WHAT NEEDS TO BE DONE>
Each line of the data below containing "true" needs to be listed.

[Interface dataset entries]
--- START ---
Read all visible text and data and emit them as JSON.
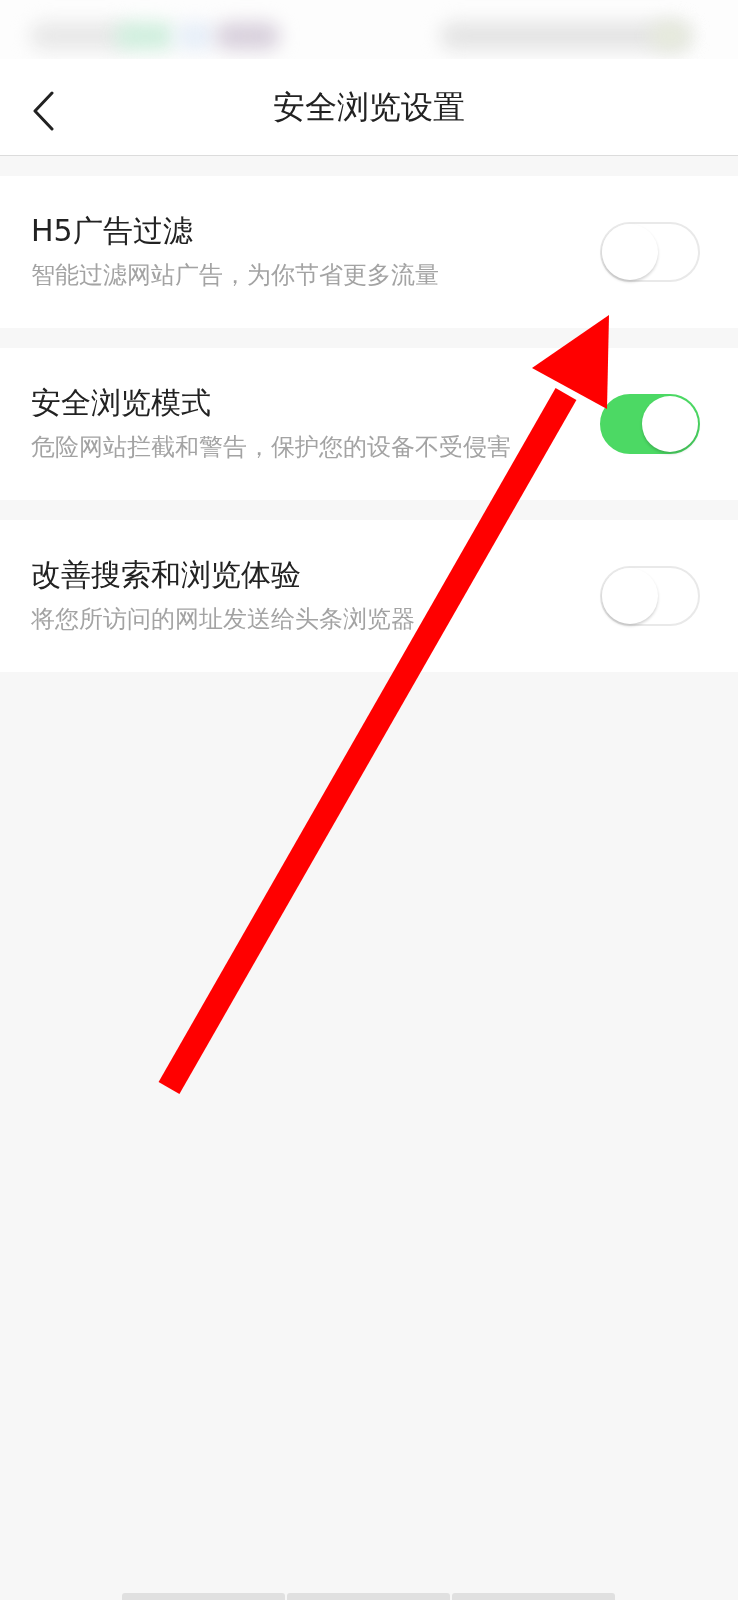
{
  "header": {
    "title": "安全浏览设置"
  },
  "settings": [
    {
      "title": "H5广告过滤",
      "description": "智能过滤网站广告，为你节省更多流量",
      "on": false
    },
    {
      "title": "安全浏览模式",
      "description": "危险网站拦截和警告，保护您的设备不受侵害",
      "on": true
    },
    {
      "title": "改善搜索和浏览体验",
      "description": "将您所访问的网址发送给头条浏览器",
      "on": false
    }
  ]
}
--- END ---
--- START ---
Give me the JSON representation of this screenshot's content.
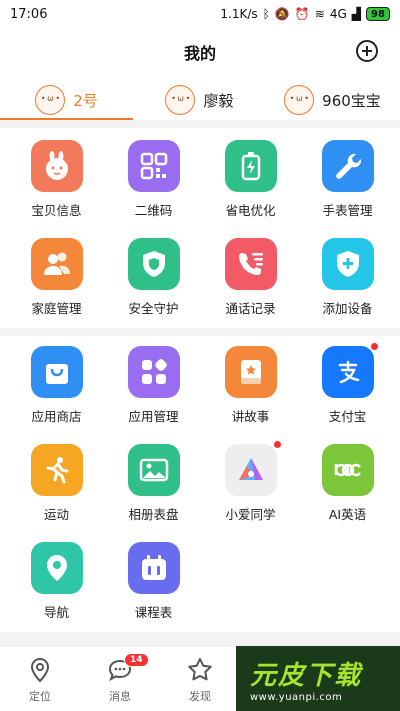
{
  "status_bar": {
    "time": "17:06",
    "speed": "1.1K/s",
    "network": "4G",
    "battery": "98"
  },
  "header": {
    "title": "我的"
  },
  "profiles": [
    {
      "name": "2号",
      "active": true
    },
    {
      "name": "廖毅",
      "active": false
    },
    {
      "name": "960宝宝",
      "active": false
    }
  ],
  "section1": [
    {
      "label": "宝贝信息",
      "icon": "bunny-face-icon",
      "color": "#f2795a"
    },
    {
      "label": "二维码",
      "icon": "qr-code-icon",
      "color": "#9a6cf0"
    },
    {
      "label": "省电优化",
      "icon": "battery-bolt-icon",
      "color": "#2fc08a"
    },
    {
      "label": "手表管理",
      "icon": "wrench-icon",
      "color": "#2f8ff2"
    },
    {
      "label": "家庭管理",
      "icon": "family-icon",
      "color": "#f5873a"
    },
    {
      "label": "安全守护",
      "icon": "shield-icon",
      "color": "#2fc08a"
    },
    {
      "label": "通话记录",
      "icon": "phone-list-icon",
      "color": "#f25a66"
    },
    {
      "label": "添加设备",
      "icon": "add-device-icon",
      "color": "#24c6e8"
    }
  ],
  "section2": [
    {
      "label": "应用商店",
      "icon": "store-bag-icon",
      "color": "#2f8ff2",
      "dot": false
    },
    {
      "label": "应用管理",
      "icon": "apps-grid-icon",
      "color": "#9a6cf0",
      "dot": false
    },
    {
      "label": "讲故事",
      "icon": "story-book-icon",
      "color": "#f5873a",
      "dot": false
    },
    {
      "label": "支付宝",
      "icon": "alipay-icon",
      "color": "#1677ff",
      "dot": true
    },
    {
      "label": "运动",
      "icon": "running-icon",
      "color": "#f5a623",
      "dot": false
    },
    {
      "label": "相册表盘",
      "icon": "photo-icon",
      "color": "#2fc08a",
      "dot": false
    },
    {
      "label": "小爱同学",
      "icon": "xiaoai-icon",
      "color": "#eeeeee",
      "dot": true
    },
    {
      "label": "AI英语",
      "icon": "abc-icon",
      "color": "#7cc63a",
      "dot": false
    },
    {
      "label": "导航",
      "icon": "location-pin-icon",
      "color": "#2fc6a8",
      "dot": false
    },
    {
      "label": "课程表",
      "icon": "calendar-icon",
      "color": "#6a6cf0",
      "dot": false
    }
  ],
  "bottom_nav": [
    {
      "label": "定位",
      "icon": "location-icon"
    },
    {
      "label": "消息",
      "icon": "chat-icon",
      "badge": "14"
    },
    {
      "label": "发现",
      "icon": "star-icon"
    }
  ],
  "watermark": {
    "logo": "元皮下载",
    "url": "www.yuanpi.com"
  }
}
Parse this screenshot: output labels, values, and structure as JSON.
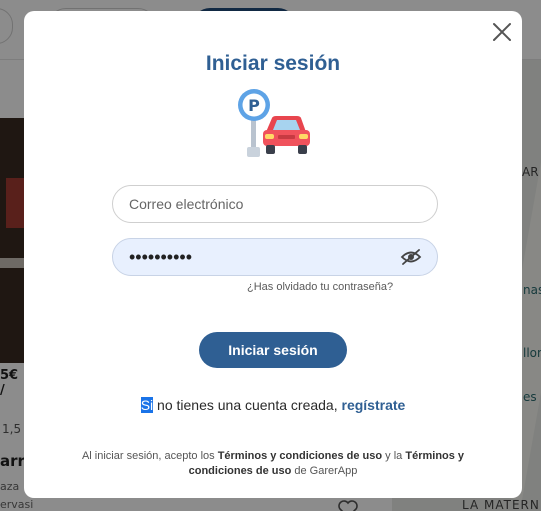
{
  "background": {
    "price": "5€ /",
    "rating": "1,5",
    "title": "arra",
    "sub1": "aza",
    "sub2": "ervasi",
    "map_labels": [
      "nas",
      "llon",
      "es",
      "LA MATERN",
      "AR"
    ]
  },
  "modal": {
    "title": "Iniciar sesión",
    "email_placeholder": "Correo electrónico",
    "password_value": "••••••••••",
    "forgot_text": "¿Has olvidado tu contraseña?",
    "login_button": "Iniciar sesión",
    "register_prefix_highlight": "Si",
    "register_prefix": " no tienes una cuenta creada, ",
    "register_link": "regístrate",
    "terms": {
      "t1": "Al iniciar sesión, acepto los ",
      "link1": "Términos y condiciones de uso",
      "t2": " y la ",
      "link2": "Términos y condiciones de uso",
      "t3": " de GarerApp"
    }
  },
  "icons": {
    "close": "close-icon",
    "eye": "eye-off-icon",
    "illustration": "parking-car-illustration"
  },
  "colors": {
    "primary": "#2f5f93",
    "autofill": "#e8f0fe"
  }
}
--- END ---
EXERCISE SOLUTION>
      "on": true
      "active": true
      "dot": true
      "dot": true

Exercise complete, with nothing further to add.